Recent SSD price drops have only further fueled many computer users’ desire to upgrade their systems to the performance level only an SSD can deliver. You’ll enjoy the value of your investment every time you turn on your device for work or pleasure.

Modern computer users have a never-ending craving for dependability, speed, and performance in their devices. An SSD delivers on all counts, and we can deliver with offers on your SSD purchase.

Everything But Stromboli has made easy the process of buying bulk SSDs. Save with wholesale discounts on SSDs when you purchase in quantities of 10, 50, 100, 500 or 1,000 drives.

How to Format SSD

SSDs may be formatted quickly and easily using Windows and Macintosh computers to erase all stored data.

How to Format SSD Windows 10

To format SSD on Windows 10, connect the drive to your computer and open Disk Management by pressing the Windows key and “R” to open the “run” dialog box. Key in “diskmgmt.msc.” Now right-click the solid-state drive partition and select “Format.”

In the pop-up window, you can label the volume, change the file system and perform a quick format. Only SSD partitions whose sizes are smaller than or equal to 32 GB can be formatted from NTFS to FAT32 through the Disk Management app.

Some advise to check the “Quick Format” box, saying that, otherwise, your computer will go through a full format, possibly shortening the life of your SSD. With traditional hard drives, fully formatting a drive is acceptable.

How to Format SSD on Mac

To format SSD on a Mac, connect the drive to your computer. External solid-state drives can be connected using USB or Thunderbolt cables, and internal SSDs can be linked up using external enclosures.

Launch the Utilities option via the “Go” menu in the Finder. Launch the Disk Utility app and click on the icon for the drive you’d like to format.

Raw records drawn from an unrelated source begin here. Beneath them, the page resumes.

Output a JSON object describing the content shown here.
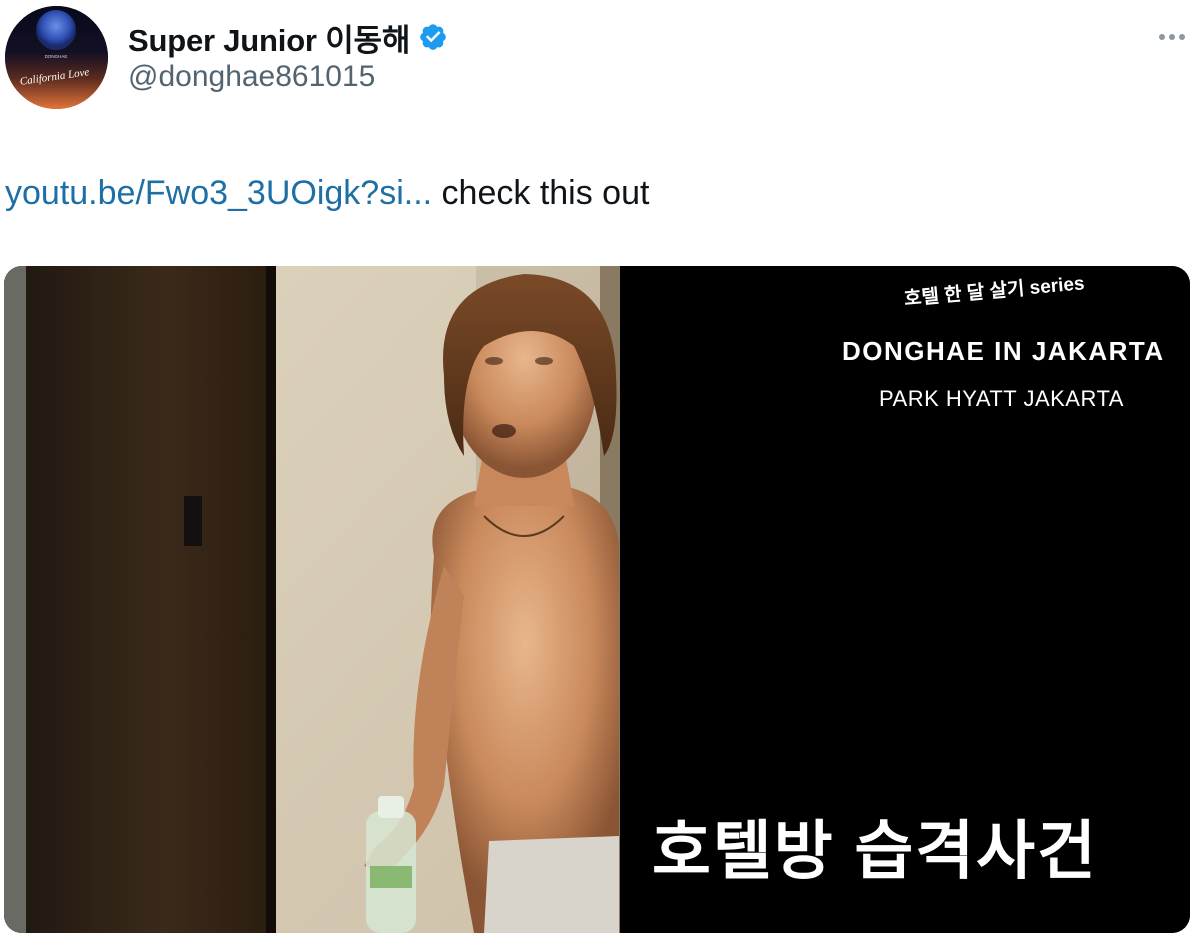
{
  "author": {
    "display_name": "Super Junior 이동해",
    "handle": "@donghae861015",
    "verified": true,
    "avatar_text_top": "DONGHAE",
    "avatar_text_script": "California Love"
  },
  "header": {
    "more_icon": "more-horizontal-icon"
  },
  "tweet": {
    "link_text": "youtu.be/Fwo3_3UOigk?si...",
    "text": " check this out"
  },
  "media": {
    "series_small": "호텔 한 달 살기 series",
    "headline_en": "DONGHAE IN JAKARTA",
    "subline_en": "PARK HYATT JAKARTA",
    "headline_ko": "호텔방 습격사건"
  },
  "colors": {
    "link": "#1d6fa5",
    "verified": "#1d9bf0",
    "handle": "#536471",
    "text": "#0f1419"
  }
}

Next, open the “Erase” tab, located at the top of the Disk Utility window. Change the volume format menu to “Mac OS Extended (Journaled).” You can then edit the name of the solid-state drive in the “Name” field. Finally, click on “Erase.”